═══ Supplied records ═══
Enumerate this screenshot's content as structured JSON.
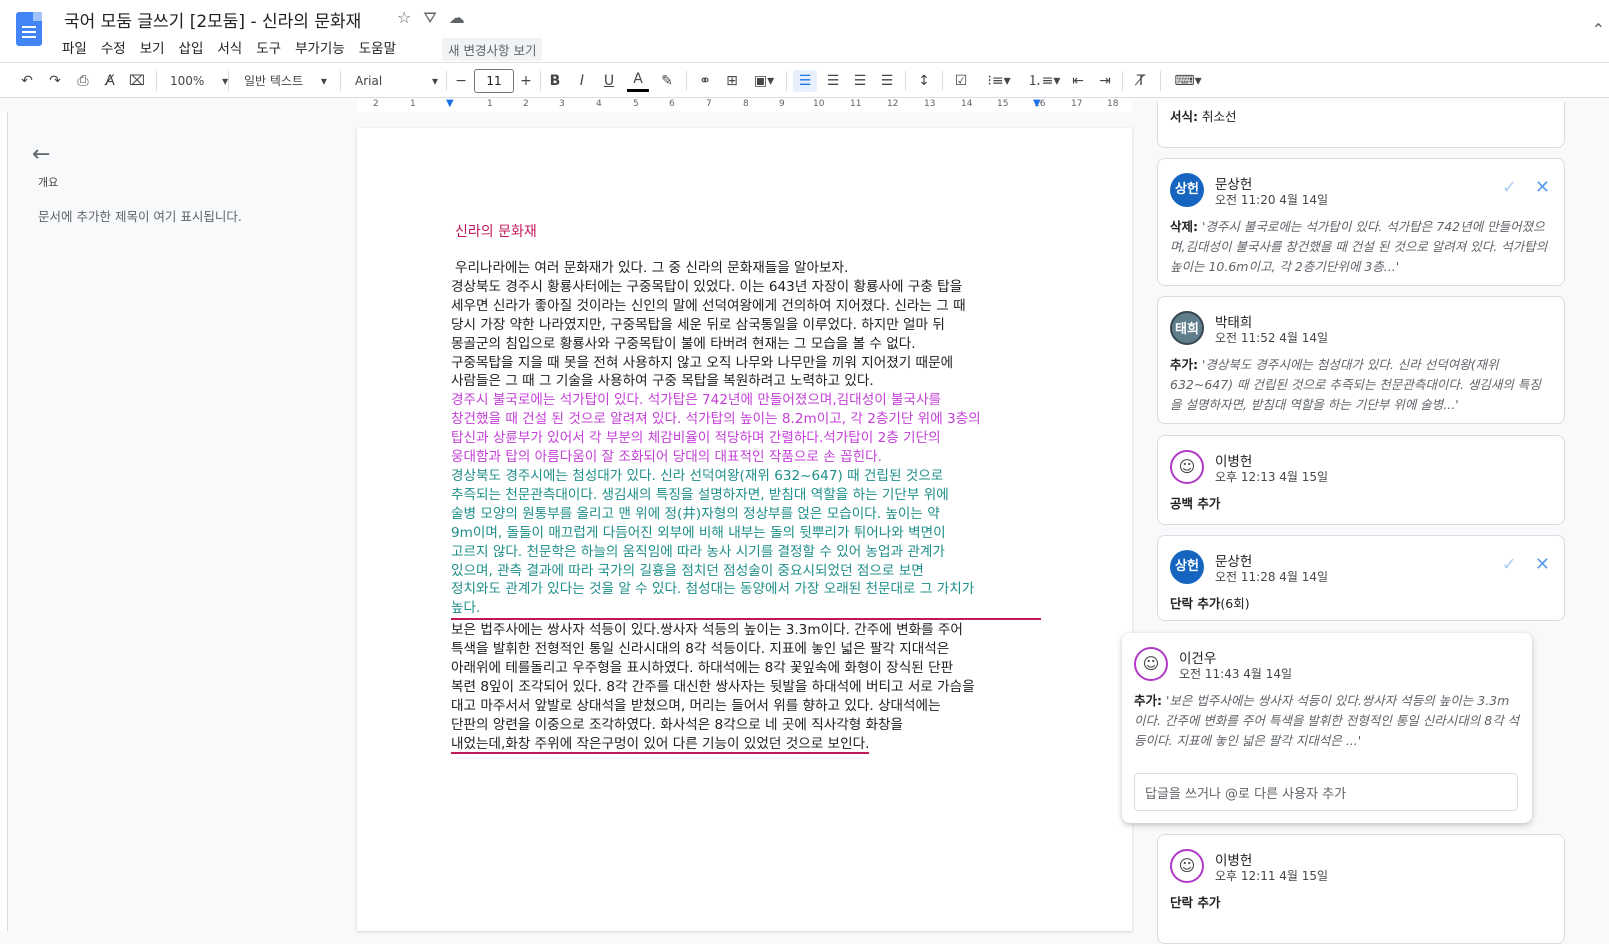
{
  "app": {
    "title": "국어 모둠 글쓰기 [2모둠] - 신라의 문화재",
    "menu": [
      "파일",
      "수정",
      "보기",
      "삽입",
      "서식",
      "도구",
      "부가기능",
      "도움말"
    ],
    "changes_button": "새 변경사항 보기"
  },
  "toolbar": {
    "zoom": "100%",
    "style": "일반 텍스트",
    "font": "Arial",
    "font_size": "11",
    "minus": "−",
    "plus": "+"
  },
  "ruler": [
    "2",
    "1",
    "1",
    "2",
    "3",
    "4",
    "5",
    "6",
    "7",
    "8",
    "9",
    "10",
    "11",
    "12",
    "13",
    "14",
    "15",
    "16",
    "17",
    "18"
  ],
  "outline": {
    "label": "개요",
    "hint": "문서에 추가한 제목이 여기 표시됩니다."
  },
  "document": {
    "title": "신라의 문화재",
    "p1": "우리나라에는 여러 문화재가 있다. 그 중 신라의 문화재들을 알아보자.",
    "p2_lines": [
      " 경상북도 경주시 황룡사터에는 구중목탑이 있었다. 이는 643년 자장이 황룡사에 구충 탑을",
      "세우면 신라가 좋아질 것이라는 신인의 말에 선덕여왕에게 건의하여 지어졌다. 신라는 그 때",
      "당시 가장 약한 나라였지만, 구중목탑을 세운 뒤로 삼국통일을 이루었다. 하지만 얼마 뒤",
      "몽골군의 침입으로 황룡사와 구중목탑이 불에 타버려 현재는 그 모습을 볼 수 없다.",
      "구중목탑을 지을 때 못을 전혀 사용하지 않고 오직 나무와 나무만을 끼워 지어졌기 때문에",
      "사람들은 그 때 그 기술을 사용하여 구중 목탑을 복원하려고 노력하고 있다."
    ],
    "p3_lines": [
      " 경주시 불국로에는 석가탑이 있다. 석가탑은 742년에 만들어졌으며,김대성이 불국사를",
      "창건했을 때 건설 된 것으로 알려져 있다. 석가탑의 높이는 8.2m이고, 각 2층기단 위에 3층의",
      "탑신과 상륜부가 있어서 각 부분의 체감비율이 적당하며 간렬하다.석가탑이 2층 기단의",
      "웅대함과 탑의 아름다움이 잘 조화되어 당대의 대표적인 작품으로 손 꼽힌다."
    ],
    "p4_lines": [
      " 경상북도 경주시에는 첨성대가 있다. 신라 선덕여왕(재위 632~647) 때 건립된 것으로",
      "추즉되는  천문관측대이다. 생김새의 특징을 설명하자면, 받침대 역할을 하는 기단부 위에",
      "술병 모양의 원통부를 올리고 맨 위에 정(井)자형의 정상부를 얹은 모습이다. 높이는 약",
      "9m이며, 돌들이 매끄럽게 다듬어진 외부에 비해 내부는 돌의 뒷뿌리가 튀어나와 벽면이",
      "고르지 않다. 천문학은 하늘의 움직임에 따라 농사 시기를 결정할 수 있어 농업과 관계가",
      "있으며, 관측 결과에 따라 국가의 길흉을 점치던 점성술이 중요시되었던 점으로 보면",
      "정치와도 관계가 있다는 것을 알 수 있다. 첨성대는 동양에서 가장 오래된 천문대로 그 가치가",
      "높다."
    ],
    "p5_lines": [
      " 보은 법주사에는 쌍사자 석등이 있다.쌍사자 석등의 높이는 3.3m이다. 간주에 변화를 주어",
      "특색을 발휘한 전형적인 통일 신라시대의 8각 석등이다. 지표에 놓인 넓은 팔각 지대석은",
      "아래위에 테를돌리고 우주형을 표시하였다. 하대석에는 8각 꽃잎속에 화형이 장식된 단판",
      "복련 8잎이 조각되어 있다. 8각 간주를 대신한 쌍사자는 뒷발을 하대석에 버티고 서로 가슴을",
      "대고 마주서서 앞발로 상대석을 받쳤으며, 머리는 들어서 위를 향하고 있다. 상대석에는",
      "단판의 앙련을 이중으로 조각하였다. 화사석은 8각으로 네 곳에 직사각형 화창을",
      "내었는데,화창 주위에 작은구멍이 있어 다른 기능이 있었던 것으로 보인다."
    ]
  },
  "suggestions": {
    "top_partial": {
      "label": "서식:",
      "text": "취소선"
    },
    "items": [
      {
        "initials": "상헌",
        "color": "#1565c0",
        "name": "문상헌",
        "time": "오전 11:20 4월 14일",
        "kind": "삭제:",
        "text": "'경주시 불국로에는 석가탑이 있다. 석가탑은 742년에 만들어졌으며,김대성이 불국사를 창건했을 때 건설 된 것으로 알려져 있다. 석가탑의 높이는 10.6m이고, 각 2층기단위에 3층...'"
      },
      {
        "initials": "태희",
        "color": "#607d8b",
        "name": "박태희",
        "time": "오전 11:52 4월 14일",
        "kind": "추가:",
        "text": "'경상북도 경주시에는 첨성대가 있다. 신라 선덕여왕(재위 632~647) 때 건립된 것으로 추즉되는 천문관측대이다. 생김새의 특징을 설명하자면, 받침대 역할을 하는 기단부 위에 술병...'"
      },
      {
        "initials": "☺",
        "color": "#ffffff",
        "name": "이병헌",
        "time": "오후 12:13 4월 15일",
        "kind": "공백 추가",
        "text": ""
      },
      {
        "initials": "상헌",
        "color": "#1565c0",
        "name": "문상헌",
        "time": "오전 11:28 4월 14일",
        "kind": "단락 추가",
        "text": "(6회)"
      },
      {
        "initials": "☺",
        "color": "#ffffff",
        "name": "이건우",
        "time": "오전 11:43 4월 14일",
        "kind": "추가:",
        "text": "'보은 법주사에는 쌍사자 석등이 있다.쌍사자 석등의 높이는 3.3m이다. 간주에 변화를 주어 특색을 발휘한 전형적인 통일 신라시대의 8각 석등이다. 지표에 놓인 넓은 팔각 지대석은 ...'",
        "reply_placeholder": "답글을 쓰거나 @로 다른 사용자 추가"
      },
      {
        "initials": "☺",
        "color": "#ffffff",
        "name": "이병헌",
        "time": "오후 12:11 4월 15일",
        "kind": "단락 추가",
        "text": ""
      }
    ]
  },
  "colors": {
    "deleted": "#c33fd6",
    "added": "#1e8e8a",
    "accent": "#1a73e8",
    "title": "#c2185b"
  }
}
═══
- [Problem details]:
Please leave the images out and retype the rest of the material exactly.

- [Response for this exercise]:
Enumerate this screenshot's content as structured JSON.
{
  "app": {
    "title": "국어 모둠 글쓰기 [2모둠] - 신라의 문화재",
    "menu": [
      "파일",
      "수정",
      "보기",
      "삽입",
      "서식",
      "도구",
      "부가기능",
      "도움말"
    ],
    "changes_button": "새 변경사항 보기"
  },
  "toolbar": {
    "zoom": "100%",
    "style": "일반 텍스트",
    "font": "Arial",
    "font_size": "11",
    "minus": "−",
    "plus": "+"
  },
  "ruler": [
    "2",
    "1",
    "1",
    "2",
    "3",
    "4",
    "5",
    "6",
    "7",
    "8",
    "9",
    "10",
    "11",
    "12",
    "13",
    "14",
    "15",
    "16",
    "17",
    "18"
  ],
  "outline": {
    "label": "개요",
    "hint": "문서에 추가한 제목이 여기 표시됩니다."
  },
  "document": {
    "title": "신라의 문화재",
    "p1": "우리나라에는 여러 문화재가 있다. 그 중 신라의 문화재들을 알아보자.",
    "p2_lines": [
      " 경상북도 경주시 황룡사터에는 구중목탑이 있었다. 이는 643년 자장이 황룡사에 구충 탑을",
      "세우면 신라가 좋아질 것이라는 신인의 말에 선덕여왕에게 건의하여 지어졌다. 신라는 그 때",
      "당시 가장 약한 나라였지만, 구중목탑을 세운 뒤로 삼국통일을 이루었다. 하지만 얼마 뒤",
      "몽골군의 침입으로 황룡사와 구중목탑이 불에 타버려 현재는 그 모습을 볼 수 없다.",
      "구중목탑을 지을 때 못을 전혀 사용하지 않고 오직 나무와 나무만을 끼워 지어졌기 때문에",
      "사람들은 그 때 그 기술을 사용하여 구중 목탑을 복원하려고 노력하고 있다."
    ],
    "p3_lines": [
      " 경주시 불국로에는 석가탑이 있다. 석가탑은 742년에 만들어졌으며,김대성이 불국사를",
      "창건했을 때 건설 된 것으로 알려져 있다. 석가탑의 높이는 8.2m이고, 각 2층기단 위에 3층의",
      "탑신과 상륜부가 있어서 각 부분의 체감비율이 적당하며 간렬하다.석가탑이 2층 기단의",
      "웅대함과 탑의 아름다움이 잘 조화되어 당대의 대표적인 작품으로 손 꼽힌다."
    ],
    "p4_lines": [
      " 경상북도 경주시에는 첨성대가 있다. 신라 선덕여왕(재위 632~647) 때 건립된 것으로",
      "추즉되는  천문관측대이다. 생김새의 특징을 설명하자면, 받침대 역할을 하는 기단부 위에",
      "술병 모양의 원통부를 올리고 맨 위에 정(井)자형의 정상부를 얹은 모습이다. 높이는 약",
      "9m이며, 돌들이 매끄럽게 다듬어진 외부에 비해 내부는 돌의 뒷뿌리가 튀어나와 벽면이",
      "고르지 않다. 천문학은 하늘의 움직임에 따라 농사 시기를 결정할 수 있어 농업과 관계가",
      "있으며, 관측 결과에 따라 국가의 길흉을 점치던 점성술이 중요시되었던 점으로 보면",
      "정치와도 관계가 있다는 것을 알 수 있다. 첨성대는 동양에서 가장 오래된 천문대로 그 가치가",
      "높다."
    ],
    "p5_lines": [
      " 보은 법주사에는 쌍사자 석등이 있다.쌍사자 석등의 높이는 3.3m이다. 간주에 변화를 주어",
      "특색을 발휘한 전형적인 통일 신라시대의 8각 석등이다. 지표에 놓인 넓은 팔각 지대석은",
      "아래위에 테를돌리고 우주형을 표시하였다. 하대석에는 8각 꽃잎속에 화형이 장식된 단판",
      "복련 8잎이 조각되어 있다. 8각 간주를 대신한 쌍사자는 뒷발을 하대석에 버티고 서로 가슴을",
      "대고 마주서서 앞발로 상대석을 받쳤으며, 머리는 들어서 위를 향하고 있다. 상대석에는",
      "단판의 앙련을 이중으로 조각하였다. 화사석은 8각으로 네 곳에 직사각형 화창을",
      "내었는데,화창 주위에 작은구멍이 있어 다른 기능이 있었던 것으로 보인다."
    ]
  },
  "suggestions": {
    "top_partial": {
      "label": "서식:",
      "text": "취소선"
    },
    "items": [
      {
        "initials": "상헌",
        "color": "#1565c0",
        "name": "문상헌",
        "time": "오전 11:20 4월 14일",
        "kind": "삭제:",
        "text": "'경주시 불국로에는 석가탑이 있다. 석가탑은 742년에 만들어졌으며,김대성이 불국사를 창건했을 때 건설 된 것으로 알려져 있다. 석가탑의 높이는 10.6m이고, 각 2층기단위에 3층...'"
      },
      {
        "initials": "태희",
        "color": "#607d8b",
        "name": "박태희",
        "time": "오전 11:52 4월 14일",
        "kind": "추가:",
        "text": "'경상북도 경주시에는 첨성대가 있다. 신라 선덕여왕(재위 632~647) 때 건립된 것으로 추즉되는 천문관측대이다. 생김새의 특징을 설명하자면, 받침대 역할을 하는 기단부 위에 술병...'"
      },
      {
        "initials": "☺",
        "color": "#ffffff",
        "name": "이병헌",
        "time": "오후 12:13 4월 15일",
        "kind": "공백 추가",
        "text": ""
      },
      {
        "initials": "상헌",
        "color": "#1565c0",
        "name": "문상헌",
        "time": "오전 11:28 4월 14일",
        "kind": "단락 추가",
        "text": "(6회)"
      },
      {
        "initials": "☺",
        "color": "#ffffff",
        "name": "이건우",
        "time": "오전 11:43 4월 14일",
        "kind": "추가:",
        "text": "'보은 법주사에는 쌍사자 석등이 있다.쌍사자 석등의 높이는 3.3m이다. 간주에 변화를 주어 특색을 발휘한 전형적인 통일 신라시대의 8각 석등이다. 지표에 놓인 넓은 팔각 지대석은 ...'",
        "reply_placeholder": "답글을 쓰거나 @로 다른 사용자 추가"
      },
      {
        "initials": "☺",
        "color": "#ffffff",
        "name": "이병헌",
        "time": "오후 12:11 4월 15일",
        "kind": "단락 추가",
        "text": ""
      }
    ]
  },
  "colors": {
    "deleted": "#c33fd6",
    "added": "#1e8e8a",
    "accent": "#1a73e8",
    "title": "#c2185b"
  }
}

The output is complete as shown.